Although it is happy in more sun, Baptisia Australis will tolerate some shade too. I have it growing on the edge of my front shade border that gets direct sun in the later afternoon. It is perfectly happy there and flowers beautifully just like the ones in my sunnier garden beds.
Black Eyed Susan
Another plant that generally likes plenty of sun but does just fine in a shady bed is black eyed Susan. I have some growing in full afternoon sun, part afternoon sun and mostly shade. The thing that I like best about it in the shade is that the size is more manageable. In full sun it takes off but grows into a pretty large shrub and can take over a garden bed. It flowers just fine in my shade garden and is much easier to keep the size that I want.
Normally a plant that likes plenty of sun, here in the southern party of the United States, columbine prefers a more shady spot. It is a prolific self seeder and before you know it, you’ll have a bed full of smaller plants.

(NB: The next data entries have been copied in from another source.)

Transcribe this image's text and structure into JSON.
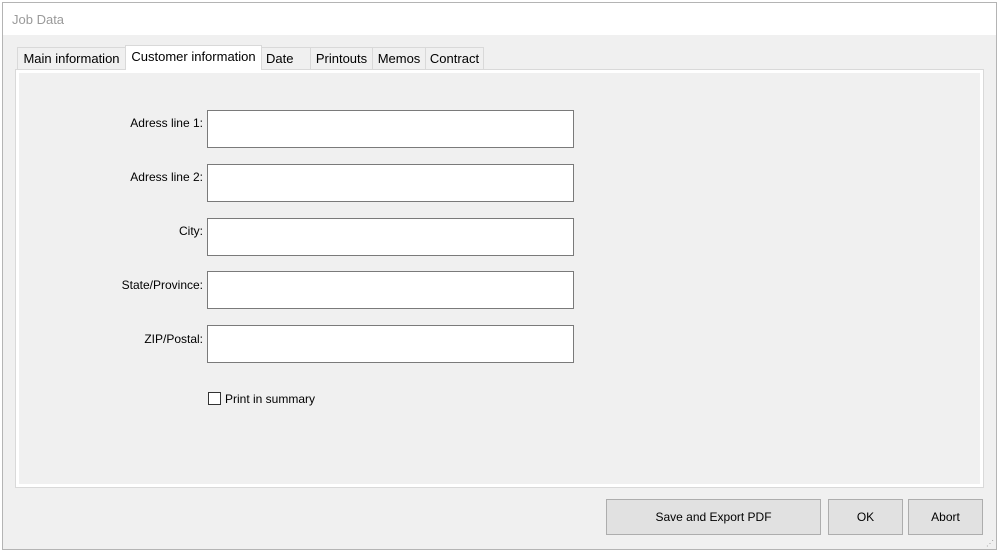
{
  "window": {
    "title": "Job Data"
  },
  "tabs": [
    {
      "label": "Main information"
    },
    {
      "label": "Customer information",
      "active": true
    },
    {
      "label": "Date"
    },
    {
      "label": "Printouts"
    },
    {
      "label": "Memos"
    },
    {
      "label": "Contract"
    }
  ],
  "form": {
    "address1": {
      "label": "Adress line 1:",
      "value": ""
    },
    "address2": {
      "label": "Adress line 2:",
      "value": ""
    },
    "city": {
      "label": "City:",
      "value": ""
    },
    "state": {
      "label": "State/Province:",
      "value": ""
    },
    "zip": {
      "label": "ZIP/Postal:",
      "value": ""
    },
    "print_summary": {
      "label": "Print in summary",
      "checked": false
    }
  },
  "buttons": {
    "save_export": "Save and Export PDF",
    "ok": "OK",
    "abort": "Abort"
  }
}
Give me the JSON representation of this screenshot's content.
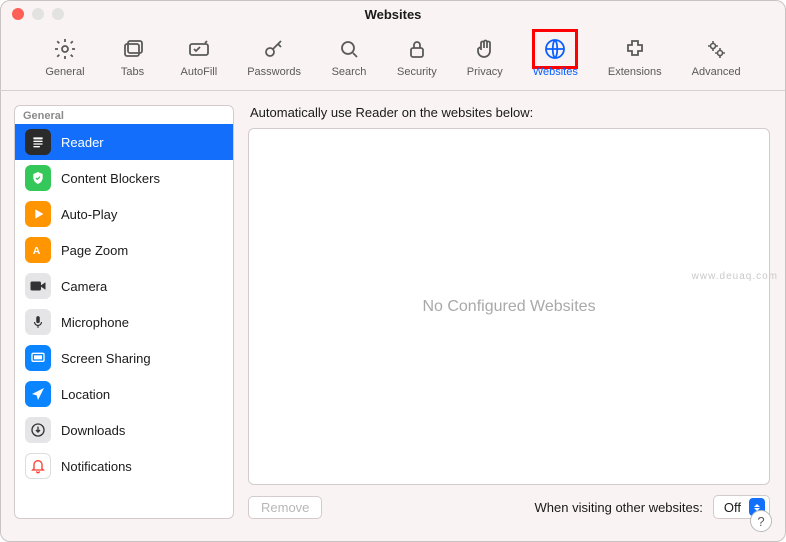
{
  "window_title": "Websites",
  "toolbar": [
    {
      "name": "general",
      "label": "General",
      "icon": "gear"
    },
    {
      "name": "tabs",
      "label": "Tabs",
      "icon": "tabs"
    },
    {
      "name": "autofill",
      "label": "AutoFill",
      "icon": "autofill"
    },
    {
      "name": "passwords",
      "label": "Passwords",
      "icon": "key"
    },
    {
      "name": "search",
      "label": "Search",
      "icon": "search"
    },
    {
      "name": "security",
      "label": "Security",
      "icon": "lock"
    },
    {
      "name": "privacy",
      "label": "Privacy",
      "icon": "hand"
    },
    {
      "name": "websites",
      "label": "Websites",
      "icon": "globe",
      "selected": true
    },
    {
      "name": "extensions",
      "label": "Extensions",
      "icon": "ext"
    },
    {
      "name": "advanced",
      "label": "Advanced",
      "icon": "gears"
    }
  ],
  "sidebar": {
    "header": "General",
    "items": [
      {
        "label": "Reader",
        "bg": "#2b2b2b",
        "icon": "reader",
        "selected": true
      },
      {
        "label": "Content Blockers",
        "bg": "#34c759",
        "icon": "shield"
      },
      {
        "label": "Auto-Play",
        "bg": "#ff9500",
        "icon": "play"
      },
      {
        "label": "Page Zoom",
        "bg": "#ff9500",
        "icon": "zoom"
      },
      {
        "label": "Camera",
        "bg": "#e5e5e7",
        "icon": "camera"
      },
      {
        "label": "Microphone",
        "bg": "#e5e5e7",
        "icon": "mic"
      },
      {
        "label": "Screen Sharing",
        "bg": "#0a84ff",
        "icon": "screen"
      },
      {
        "label": "Location",
        "bg": "#0a84ff",
        "icon": "arrow"
      },
      {
        "label": "Downloads",
        "bg": "#e5e5e7",
        "icon": "down"
      },
      {
        "label": "Notifications",
        "bg": "#ffffff",
        "icon": "bell"
      }
    ]
  },
  "main": {
    "heading": "Automatically use Reader on the websites below:",
    "empty_text": "No Configured Websites",
    "remove_label": "Remove",
    "other_label": "When visiting other websites:",
    "select_value": "Off"
  },
  "watermark": "www.deuaq.com"
}
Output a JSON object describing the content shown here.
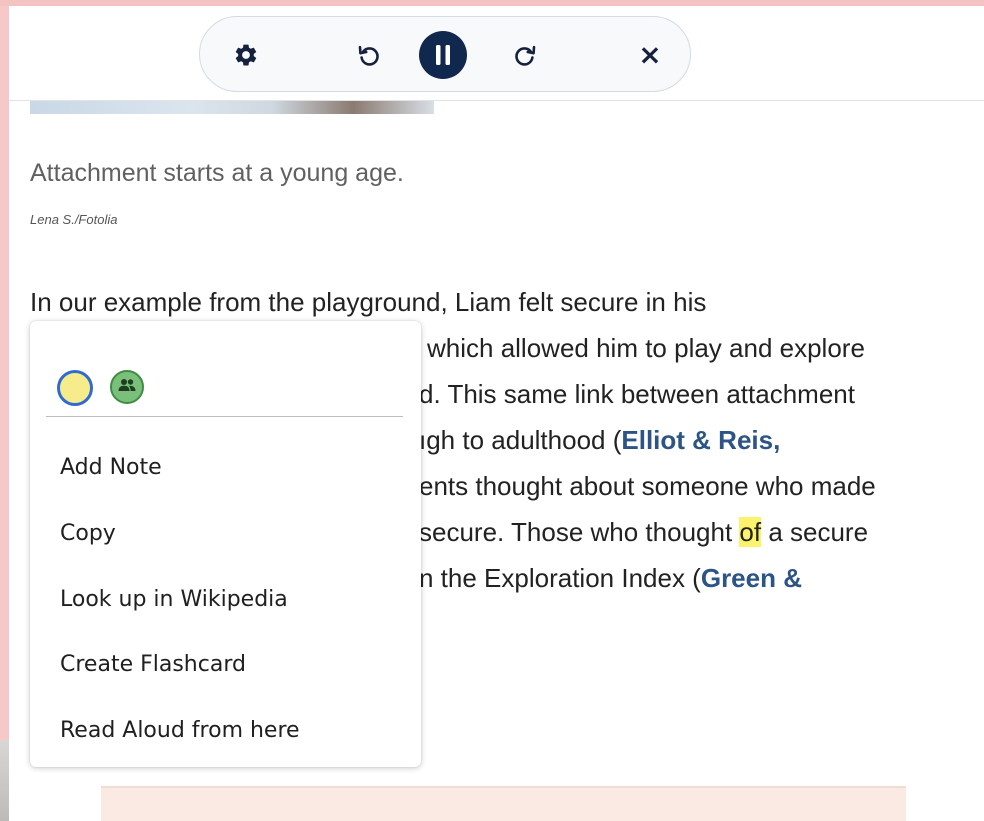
{
  "toolbar": {
    "buttons": [
      {
        "name": "settings",
        "icon": "gear-icon"
      },
      {
        "name": "rewind",
        "icon": "rotate-ccw-icon"
      },
      {
        "name": "pause",
        "icon": "pause-icon"
      },
      {
        "name": "forward",
        "icon": "rotate-cw-icon"
      },
      {
        "name": "close",
        "icon": "close-icon"
      }
    ],
    "close_glyph": "×"
  },
  "figure": {
    "caption": "Attachment starts at a young age.",
    "credit": "Lena S./Fotolia"
  },
  "paragraph": {
    "line1": "In our example from the playground, Liam felt secure in his",
    "line2": "which allowed him to play and explore",
    "line3": "d. This same link between attachment",
    "line4_text": "ıgh to adulthood (",
    "line4_link": "Elliot & Reis,",
    "line5": "ents thought about someone who made",
    "line6_before": "secure. Those who thought ",
    "line6_highlight": "of",
    "line6_after": " a secure",
    "line7_text": "n the Exploration Index (",
    "line7_link": "Green &"
  },
  "context_menu": {
    "highlight_colors": [
      {
        "name": "yellow",
        "color": "#f6ec8c",
        "selected": true
      },
      {
        "name": "green-shared",
        "color": "#7ac07a",
        "icon": "group-icon"
      }
    ],
    "items": [
      "Add Note",
      "Copy",
      "Look up in Wikipedia",
      "Create Flashcard",
      "Read Aloud from here"
    ]
  },
  "colors": {
    "accent_dark": "#10284d",
    "link": "#2c5485",
    "highlight": "#fbf36b",
    "frame_pink": "#f4c9c7"
  }
}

Notes of growing the plants above.
I have 5 shady garden beds around my home. The list of astilbe companion plants above are planted here and there in all of the beds. The shade conditions vary from north facing beds right in front of my house in almost full shade, to a large bed under a pine tree that gets some early morning and late afternoon sunlight. Both astilbe and its companions love all of the beds and look beautiful.
Best of all, the plants flower at different times and this gives me all season long color for a wonderful effect.
What is your favorite plant to add to a garden bed with astilbe?